The stress interview for the Civil Services aims to test the candidates in tough, crisis situations. The first in a series on preparing for the UPSC exams.
The candidates of the civil services exam consider the stress interview as the most dreaded part and pray earnestly not to become a victim of this nightmare. It seeks to subject them to continuous dismay and distress to find out how they think, react and behave when faced with unusual, tense situations. The panel fires a fusillade of questions to evaluate their personality traits. A career in the civil services is not a bed of roses but is more akin to a crown of thorns. Stress is a ubiquitous and overpowering companion in the life of civil servants. It emanates from a multitude of sources like the democratic political system, administrative system, disaster management system, time management imperatives. The stress interview tests the inner physical, intellectual and psychological wherewithal of candidates for a career of perennial stress.
There is a method in this madness of stress interview. The interview panel packs the interview with the numerous disconcerting strategies that include caustic remarks, conspicuous demonstration of indifference, decidedly conformational outlook, lackadaisical approach, lukewarm engagement, condescending outlook, meddlesome behaviour, annoying sarcasm, demoralising gestures. The board employs these tactics to eliminate candidates with feeble, combustible and quick-silver temperaments.
The panel may launch a blitzkrieg of cumbersome questions to unnerve the candidates.

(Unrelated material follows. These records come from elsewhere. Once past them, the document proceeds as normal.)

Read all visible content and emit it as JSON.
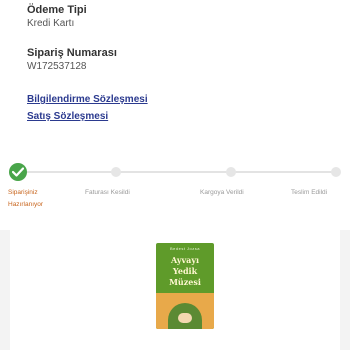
{
  "order": {
    "payment_type_label": "Ödeme Tipi",
    "payment_type_value": "Kredi Kartı",
    "order_number_label": "Sipariş Numarası",
    "order_number_value": "W172537128"
  },
  "links": {
    "info_agreement": "Bilgilendirme Sözleşmesi",
    "sales_agreement": "Satış Sözleşmesi"
  },
  "tracker": {
    "steps": [
      {
        "label_line1": "Siparişiniz",
        "label_line2": "Hazırlanıyor"
      },
      {
        "label_line1": "Faturası Kesildi"
      },
      {
        "label_line1": "Kargoya Verildi"
      },
      {
        "label_line1": "Teslim Edildi"
      }
    ]
  },
  "product": {
    "cover_brand": "Bedest Jozsa",
    "cover_title_1": "Ayvayı",
    "cover_title_2": "Yedik",
    "cover_title_3": "Müzesi"
  },
  "colors": {
    "accent_green": "#49a54a",
    "active_orange": "#c8651d",
    "link_blue": "#2b3a8f"
  },
  "icons": {
    "step_done": "check-icon"
  }
}
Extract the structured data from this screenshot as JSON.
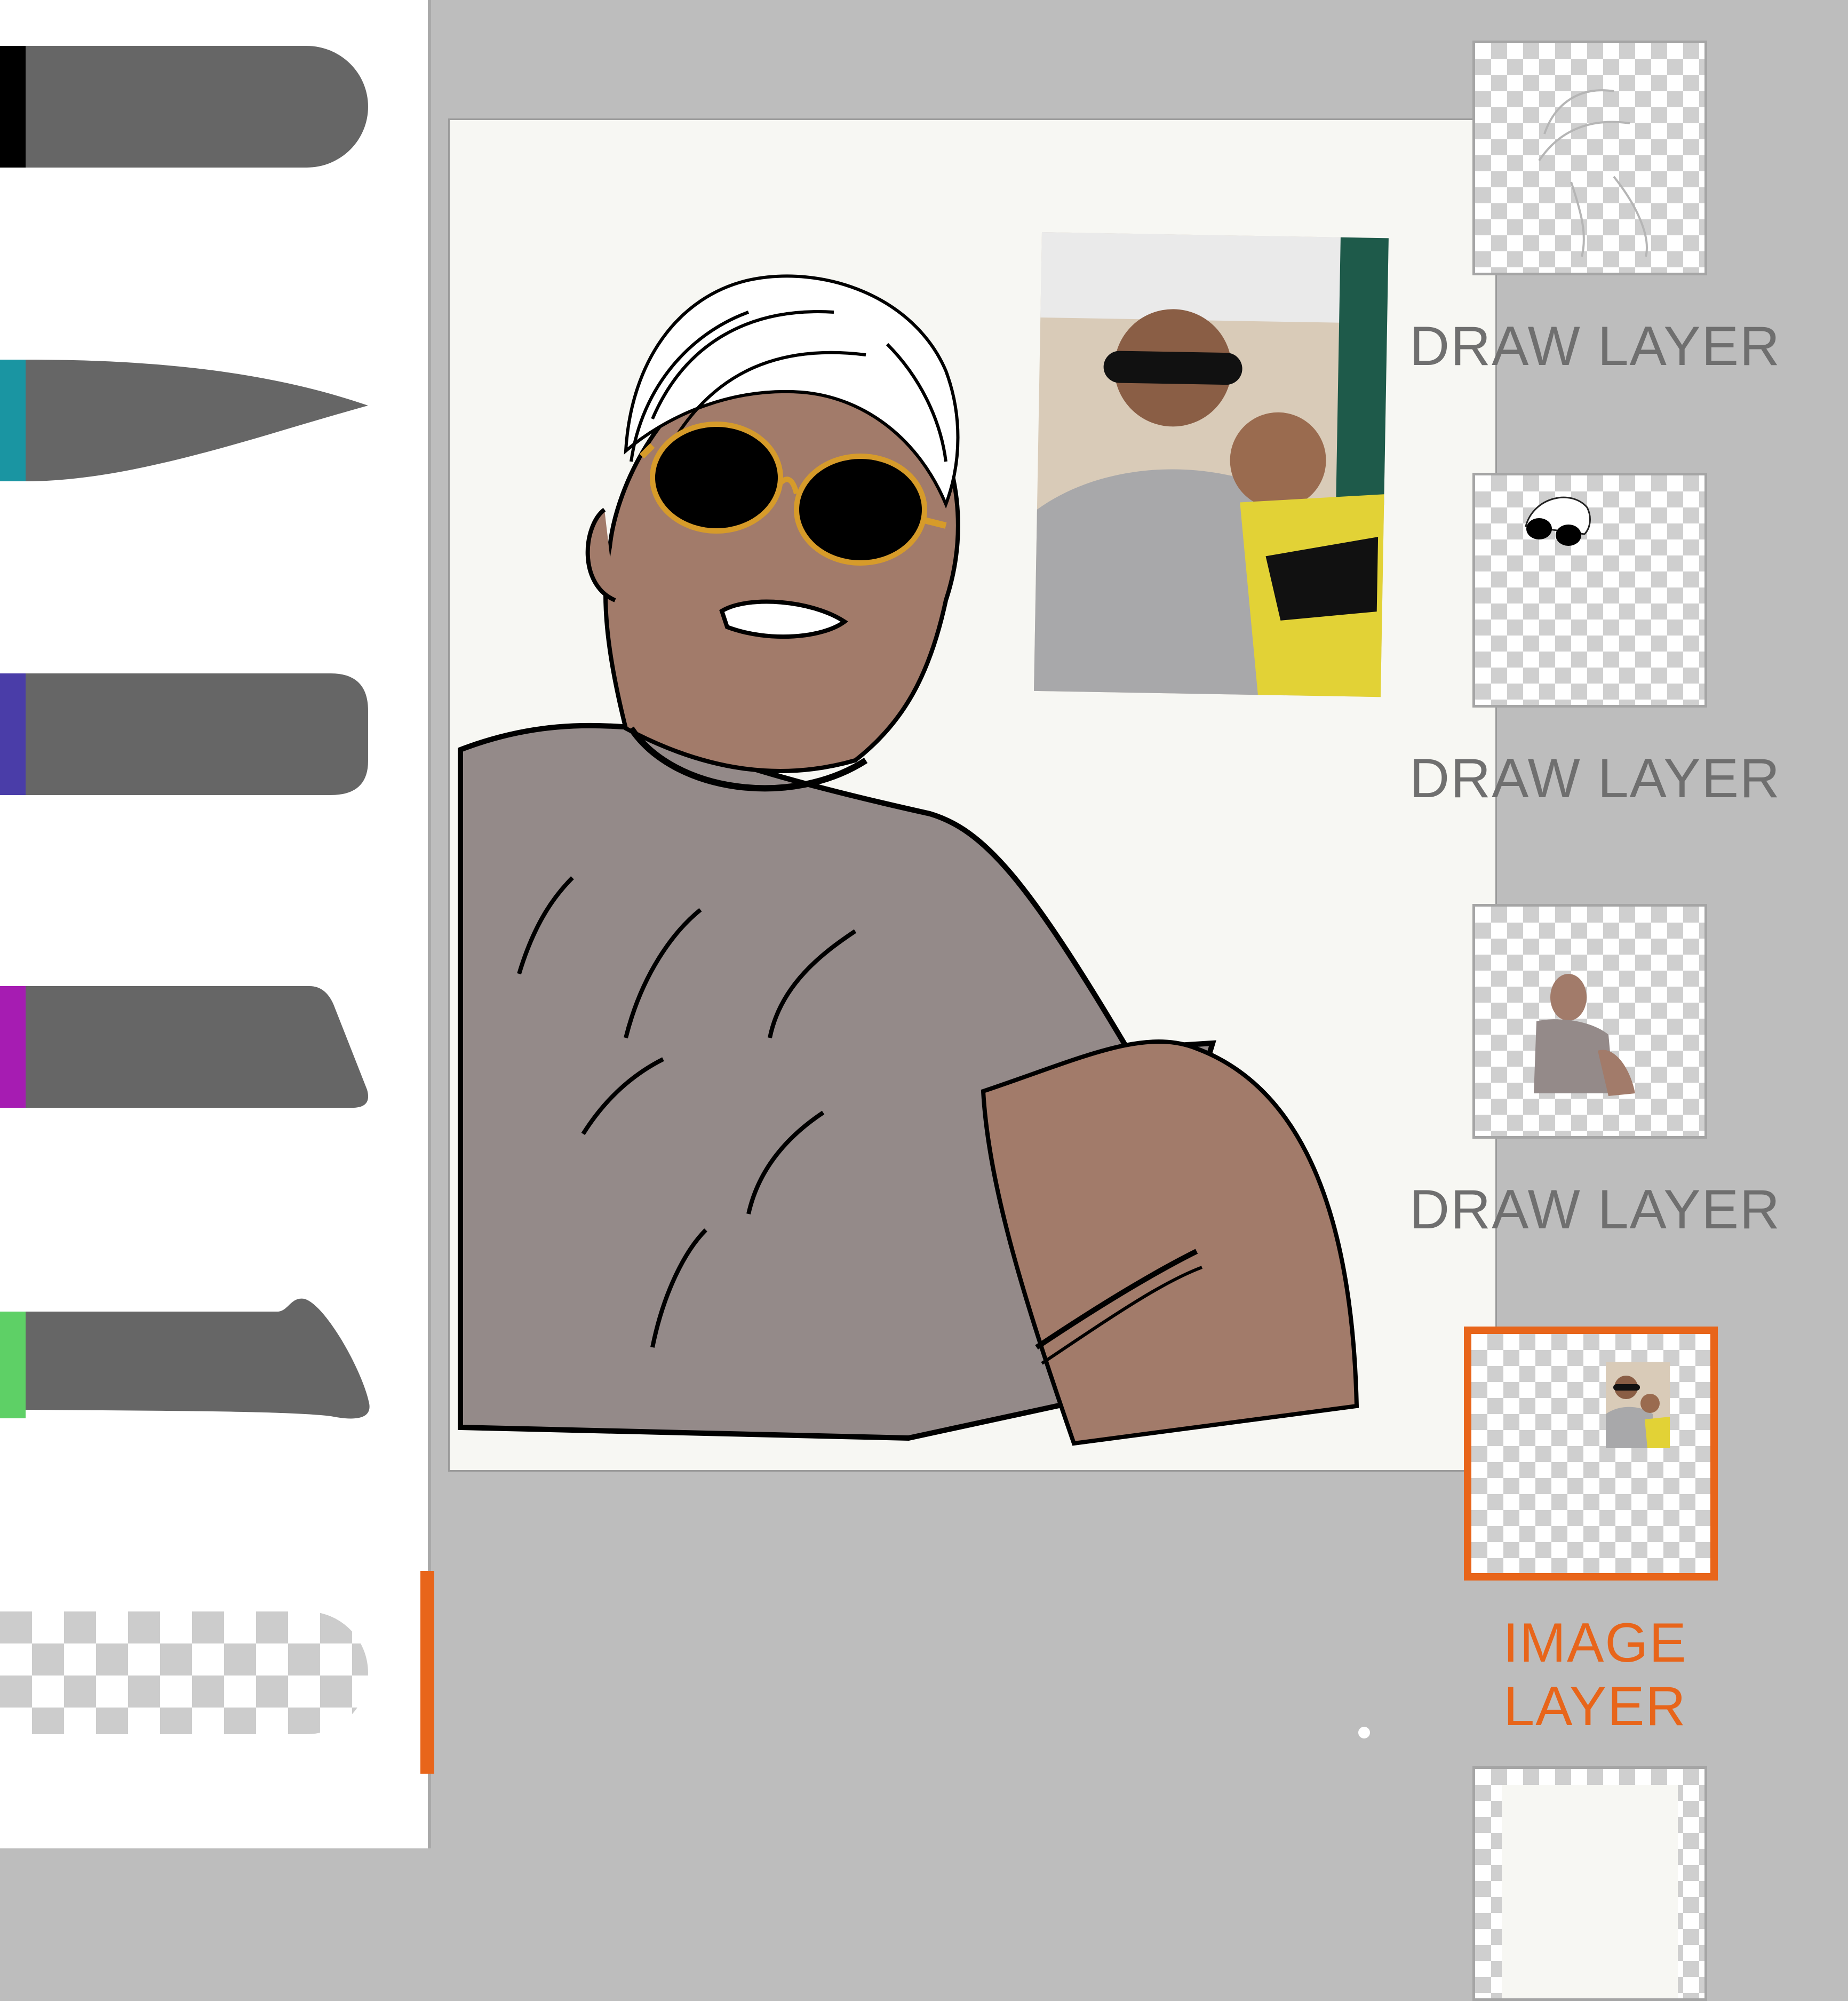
{
  "colors": {
    "accent": "#e8651a",
    "canvas_background": "#f7f7f3",
    "workspace_background": "#bdbdbd",
    "brush_body": "#666666"
  },
  "brushes": [
    {
      "name": "round-brush",
      "color": "#000000"
    },
    {
      "name": "tapered-brush",
      "color": "#1a95a2"
    },
    {
      "name": "flat-brush",
      "color": "#4a3da8"
    },
    {
      "name": "chisel-brush",
      "color": "#a61cb2"
    },
    {
      "name": "blob-brush",
      "color": "#5ed066"
    },
    {
      "name": "eraser-brush",
      "color": "transparent",
      "selected": true
    }
  ],
  "layers": [
    {
      "label": "DRAW LAYER",
      "selected": false,
      "content": "hair-outline"
    },
    {
      "label": "DRAW LAYER",
      "selected": false,
      "content": "sunglasses-and-hair"
    },
    {
      "label": "DRAW LAYER",
      "selected": false,
      "content": "skin-and-shirt-fill"
    },
    {
      "label": "IMAGE LAYER",
      "selected": true,
      "content": "reference-photo"
    },
    {
      "label": "",
      "selected": false,
      "content": "background"
    }
  ]
}
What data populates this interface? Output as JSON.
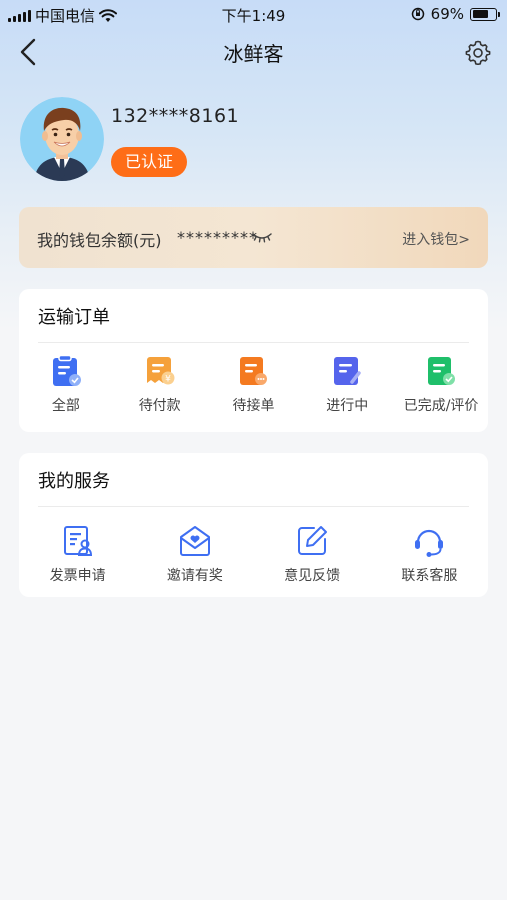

It may consist of an unremitting cascade of questions on a single source or a random assortment of issues. For example, last year the panel asked a candidate numerous questions on a bewildering variety of areas like what is the blue baby syndrome. What is launch vehicle technology? What is call in attention motion? What is cloud computing? What is the God particle? What is Human Development Index and where does India stand in the rankings? What are mango showers?
Another important tactic of the panel lies in the strategy of consistent interruptions after a question so that the flow of thoughts is derailed leading to the slipping away of concentration and seeping in of consternation. These interruptions are deliberately rude, negative, intimidating.
In one case, the board after finding out that the candidate has cricket as his hobby dropped a bombshell by recalling the famous quote of Bernard Shaw that it is a game in which eleven fools are playing and eleven thousand fools are watching and asked him why he wastes his precious time in playing and watching cricket. It further added that cricket causes a colossal waste of national resources and impedes national development as millions of people watch it. The candidate kept his composure and replied that the emergence of Twenty Twenty cricket has shortened the duration of cricket matches and cricket has contributed marvellously to nation building in independent India as the entire country irrespective of caste, creed, language, religion and race becomes united.
Whenever a candidate is subjected to pressure situations, he should be happy as it indicates that the panel is judging him for a score of around 200 marks. So the candidates need to keep the following points in mind for the interview.
1. Don’t show any signs of bewilderment. Maintain professional demeanour throughout.
2. Don’t take umbrage at the words, actions and attitude of the board. They always ask questions that are probing in nature and provocative in tone and tenor.
3. Presence of mind is indispensable in the course of stress interview. It basically refers to the ability to remain calm and act calmly, constructively during times of crisis. The difficulties can be converted into opportunities if candidates demonstrate presence of mind.
4. Be steadfast in your convictions, arguments and answers. Don’t allow either fluctuations or vacillations in your stands as you are subjected to intense stress.
5. Create impressions in the minds of panellists that you cherish challenges and thrive in crisis situations. Convince them that you don’t lose focus when stressed.
6. Present your special calibre in the domains of multi-tasking, prioritisation of work, planning and execution of work as they empower you to handle stress and unusual circumstances.
7. Be clear and direct in your answers. Never present convoluted answers, obfuscation of statistics and equivocal answers.
8. Be spontaneous and innovative when faced with unusual questions.
A simple and straightforward solution to stress interview is not to succumb and get stressed. Prepare for the best. Be prepared for the worst too.
The writer is a free IAS Exam Coach and Associate Professor of political science, Government Arts College, Coimbatore. Email: firstname.lastname@example.org